One of the key advantages of metal stitching is its versatility. It can be used to fix various metals, including cast iron, aluminum, and steel, without compromising their structural integrity.
Unlike welding, metal stitching doesn’t require any heat or electricity, making it a safer option for repairs. But that’s not all – metal stitching is also incredibly simple and efficient.
It requires minimal equipment and can be done quickly, making it ideal for emergency repairs. Whether you need to fix a cracked engine block or repair a damaged industrial machine, metal stitching can get the job done.
Perhaps the most compelling benefit of metal stitching is its ability to distribute load evenly across the surface, making it even stronger than before.
Welding can often weaken surrounding areas due to heat generation during the process, but with metal stitching, you can rest assured that your repair will be solid and long-lasting.
The Pros and Cons of Each Method
There are several methods available to make your repair quick and efficient.
However, it’s important to consider the pros and cons of each method before choosing the right one for your needs.
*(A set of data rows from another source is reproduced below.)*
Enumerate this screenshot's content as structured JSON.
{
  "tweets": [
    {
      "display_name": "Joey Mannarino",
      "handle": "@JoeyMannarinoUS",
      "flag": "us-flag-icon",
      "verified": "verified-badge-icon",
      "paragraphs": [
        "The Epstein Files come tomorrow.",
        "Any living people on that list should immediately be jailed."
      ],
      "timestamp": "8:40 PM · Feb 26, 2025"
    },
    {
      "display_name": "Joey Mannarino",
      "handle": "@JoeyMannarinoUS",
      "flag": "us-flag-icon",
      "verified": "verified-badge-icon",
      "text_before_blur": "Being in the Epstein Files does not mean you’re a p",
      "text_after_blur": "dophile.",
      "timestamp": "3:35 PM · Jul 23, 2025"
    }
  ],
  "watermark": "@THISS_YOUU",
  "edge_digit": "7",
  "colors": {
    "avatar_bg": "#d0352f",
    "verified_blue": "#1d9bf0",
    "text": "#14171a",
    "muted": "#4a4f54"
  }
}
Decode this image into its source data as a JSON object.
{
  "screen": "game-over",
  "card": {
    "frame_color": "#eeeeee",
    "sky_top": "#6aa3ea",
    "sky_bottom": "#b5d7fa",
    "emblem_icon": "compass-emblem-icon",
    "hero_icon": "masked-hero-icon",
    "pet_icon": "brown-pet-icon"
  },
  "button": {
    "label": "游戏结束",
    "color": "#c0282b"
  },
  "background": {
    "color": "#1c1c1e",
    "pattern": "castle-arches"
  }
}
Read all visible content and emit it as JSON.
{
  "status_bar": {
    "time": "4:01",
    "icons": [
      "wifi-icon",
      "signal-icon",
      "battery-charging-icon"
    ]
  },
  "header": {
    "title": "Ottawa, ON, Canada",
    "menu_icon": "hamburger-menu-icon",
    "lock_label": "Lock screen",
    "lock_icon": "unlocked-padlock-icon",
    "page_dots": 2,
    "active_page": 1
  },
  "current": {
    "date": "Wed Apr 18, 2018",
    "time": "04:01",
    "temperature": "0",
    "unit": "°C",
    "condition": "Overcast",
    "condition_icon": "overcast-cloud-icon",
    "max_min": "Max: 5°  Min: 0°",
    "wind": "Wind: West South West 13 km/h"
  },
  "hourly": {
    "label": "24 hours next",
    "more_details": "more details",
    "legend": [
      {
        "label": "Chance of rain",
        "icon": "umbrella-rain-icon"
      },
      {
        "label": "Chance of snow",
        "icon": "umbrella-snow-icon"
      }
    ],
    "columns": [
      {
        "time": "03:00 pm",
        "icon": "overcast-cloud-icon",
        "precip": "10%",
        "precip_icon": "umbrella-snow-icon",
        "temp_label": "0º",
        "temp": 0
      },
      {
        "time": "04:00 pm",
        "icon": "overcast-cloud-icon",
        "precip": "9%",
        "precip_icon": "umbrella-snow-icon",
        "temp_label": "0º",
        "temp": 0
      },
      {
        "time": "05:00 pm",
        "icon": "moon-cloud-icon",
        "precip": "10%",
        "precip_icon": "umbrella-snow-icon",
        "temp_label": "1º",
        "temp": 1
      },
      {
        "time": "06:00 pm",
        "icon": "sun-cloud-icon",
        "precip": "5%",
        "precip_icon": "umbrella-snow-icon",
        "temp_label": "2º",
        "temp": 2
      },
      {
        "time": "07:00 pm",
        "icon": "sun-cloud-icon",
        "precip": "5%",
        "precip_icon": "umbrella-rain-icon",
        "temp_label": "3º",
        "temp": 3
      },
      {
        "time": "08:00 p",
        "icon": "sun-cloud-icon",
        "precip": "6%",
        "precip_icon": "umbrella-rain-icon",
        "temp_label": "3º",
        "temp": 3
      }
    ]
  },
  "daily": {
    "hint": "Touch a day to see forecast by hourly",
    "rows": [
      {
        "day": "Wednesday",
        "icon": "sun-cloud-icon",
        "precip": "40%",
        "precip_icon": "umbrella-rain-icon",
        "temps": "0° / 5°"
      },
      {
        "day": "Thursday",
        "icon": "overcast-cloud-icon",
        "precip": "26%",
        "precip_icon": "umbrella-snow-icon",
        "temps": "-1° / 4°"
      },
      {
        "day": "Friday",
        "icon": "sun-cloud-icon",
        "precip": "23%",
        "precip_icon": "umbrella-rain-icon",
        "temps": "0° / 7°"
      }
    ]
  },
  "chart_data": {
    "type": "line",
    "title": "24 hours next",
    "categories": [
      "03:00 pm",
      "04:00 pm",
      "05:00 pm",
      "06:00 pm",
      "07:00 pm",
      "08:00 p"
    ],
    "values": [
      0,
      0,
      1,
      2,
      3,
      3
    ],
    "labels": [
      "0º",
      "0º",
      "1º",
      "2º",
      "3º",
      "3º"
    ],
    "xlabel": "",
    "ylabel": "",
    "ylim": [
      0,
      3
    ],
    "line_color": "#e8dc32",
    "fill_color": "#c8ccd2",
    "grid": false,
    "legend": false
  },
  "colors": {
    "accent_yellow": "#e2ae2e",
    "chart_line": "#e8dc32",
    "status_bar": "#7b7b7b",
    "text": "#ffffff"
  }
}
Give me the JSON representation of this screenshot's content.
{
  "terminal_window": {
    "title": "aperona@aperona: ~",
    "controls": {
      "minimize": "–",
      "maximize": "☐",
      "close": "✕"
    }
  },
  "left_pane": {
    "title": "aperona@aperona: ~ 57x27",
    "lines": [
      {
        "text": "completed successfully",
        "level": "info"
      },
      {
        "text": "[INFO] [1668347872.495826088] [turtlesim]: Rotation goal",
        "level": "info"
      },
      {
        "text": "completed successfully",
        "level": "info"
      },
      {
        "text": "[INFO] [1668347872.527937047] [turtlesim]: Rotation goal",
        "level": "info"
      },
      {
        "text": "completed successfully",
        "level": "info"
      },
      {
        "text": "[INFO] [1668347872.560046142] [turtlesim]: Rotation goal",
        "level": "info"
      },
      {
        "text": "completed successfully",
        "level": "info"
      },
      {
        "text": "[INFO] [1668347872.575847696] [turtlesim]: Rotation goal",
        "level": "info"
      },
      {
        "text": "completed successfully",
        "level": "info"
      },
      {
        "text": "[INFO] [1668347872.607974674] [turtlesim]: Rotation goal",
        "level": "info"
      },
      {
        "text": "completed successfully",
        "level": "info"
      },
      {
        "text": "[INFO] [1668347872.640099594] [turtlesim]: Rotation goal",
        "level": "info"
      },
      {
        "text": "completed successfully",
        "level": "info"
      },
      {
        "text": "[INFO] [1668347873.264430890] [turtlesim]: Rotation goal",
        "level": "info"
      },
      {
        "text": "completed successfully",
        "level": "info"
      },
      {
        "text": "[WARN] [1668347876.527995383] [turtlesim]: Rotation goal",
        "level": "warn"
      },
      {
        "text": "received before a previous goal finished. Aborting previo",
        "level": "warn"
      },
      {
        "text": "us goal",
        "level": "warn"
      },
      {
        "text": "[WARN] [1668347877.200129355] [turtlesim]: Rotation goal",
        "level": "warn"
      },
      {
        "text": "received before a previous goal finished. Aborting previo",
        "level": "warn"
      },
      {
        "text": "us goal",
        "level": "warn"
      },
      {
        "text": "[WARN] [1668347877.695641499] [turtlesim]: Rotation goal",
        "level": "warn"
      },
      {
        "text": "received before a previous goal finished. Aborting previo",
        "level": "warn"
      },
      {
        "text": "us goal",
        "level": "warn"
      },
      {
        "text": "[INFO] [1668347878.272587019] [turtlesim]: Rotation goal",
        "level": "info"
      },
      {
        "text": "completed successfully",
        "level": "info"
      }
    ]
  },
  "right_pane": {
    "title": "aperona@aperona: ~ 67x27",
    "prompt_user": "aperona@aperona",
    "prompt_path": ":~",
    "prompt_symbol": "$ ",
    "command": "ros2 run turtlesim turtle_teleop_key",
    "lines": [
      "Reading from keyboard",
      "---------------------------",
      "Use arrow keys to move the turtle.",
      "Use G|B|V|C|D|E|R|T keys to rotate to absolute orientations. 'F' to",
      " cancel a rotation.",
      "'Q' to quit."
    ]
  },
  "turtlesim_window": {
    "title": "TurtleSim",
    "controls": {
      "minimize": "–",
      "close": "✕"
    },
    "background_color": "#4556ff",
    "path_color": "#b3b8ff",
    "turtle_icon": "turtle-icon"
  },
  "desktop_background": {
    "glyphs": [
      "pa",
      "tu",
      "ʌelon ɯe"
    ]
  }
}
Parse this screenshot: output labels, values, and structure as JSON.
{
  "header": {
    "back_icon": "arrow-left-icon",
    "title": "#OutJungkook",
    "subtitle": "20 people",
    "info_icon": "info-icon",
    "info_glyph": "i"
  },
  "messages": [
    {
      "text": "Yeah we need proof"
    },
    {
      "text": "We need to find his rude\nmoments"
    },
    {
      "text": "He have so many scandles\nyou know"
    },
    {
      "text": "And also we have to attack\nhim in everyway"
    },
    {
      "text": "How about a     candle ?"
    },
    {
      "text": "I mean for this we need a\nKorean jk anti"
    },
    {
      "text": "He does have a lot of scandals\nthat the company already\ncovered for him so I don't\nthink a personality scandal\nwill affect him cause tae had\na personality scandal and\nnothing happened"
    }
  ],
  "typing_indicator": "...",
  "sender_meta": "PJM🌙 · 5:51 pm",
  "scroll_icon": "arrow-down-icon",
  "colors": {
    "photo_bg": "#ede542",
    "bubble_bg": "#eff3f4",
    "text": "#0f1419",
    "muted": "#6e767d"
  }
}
Let’s take a closer look at the most common methods for fixing broken metal without welding:
Adhesives are a popular choice as they are easy to apply and can be used on a variety of metals.
They create a strong bond and are ideal for repairing small cracks or breaks.
Adhesives may not be suitable for certain types of metals or if the broken piece is under a lot of stress.
Proper surface preparation is also required for optimal adhesion.
Brazing is an effective method for repairing small cracks or breaks. It can be used on a variety of metals and creates a strong bond that can withstand high temperatures.
Brazing requires some skill and knowledge to perform correctly. It also requires specialized equipment and can be time-consuming.
Soldering is similar to brazing but is ideal for repairing small breaks or cracks in non-stress areas.
It is also easy to use and can be done with basic equipment. Cons: Soldering may not be suitable for larger breaks or cracks.
It also creates a weaker bond than brazing and may not be able to withstand high temperatures.
Mechanical fasteners such as bolts, screws, and rivets are easy to use and create a strong bond. They can also be used on a variety of metals.
Mechanical fasteners may not be suitable for certain types of metals or if the broken piece is under a lot of stress. Proper installation techniques are also required for optimal strength.
So, each method for fixing broken metal without welding has its own set of pros and cons that should be carefully considered before making a decision. Adhesives are a quick fix but may not be suitable for all situations.
Brazing and soldering require more skill and knowledge but create stronger bonds. Mechanical fasteners are easy to use but may not be suitable for all types of metals or situations.
In conclusion, fixing broken metal without welding is a cost-effective, versatile, and time-saving alternative that can save you from the hassle and expense of welding or taking your broken metal to a professional for repair.
Adhesives are an excellent option for repairing small cracks or breaks in various metals. They offer a quick fix that is easy to apply and can be used on different types of metals.
Brazing and soldering require more skill and knowledge but create stronger bonds that can withstand high temperatures. These methods are ideal for repairing more significant damages in metals.
Mechanical fasteners such as bolts, screws, and rivets are also easy to use and create a robust bond that can be used on various metals. However, if you’re looking for a versatile, safe, efficient method that maintains structural integrity while offering strength and durability, then metal stitching is the way to go.
It’s quickly becoming popular as an alternative to welding because it offers a long-lasting solution without any distortion. Before choosing the right method for your needs, analyze the specific requirements of your repair carefully.
This will ensure you choose the most effective solution for a long-lasting result. With just a little bit of knowledge and some basic tools at your disposal, you can embark on some serious DIY action.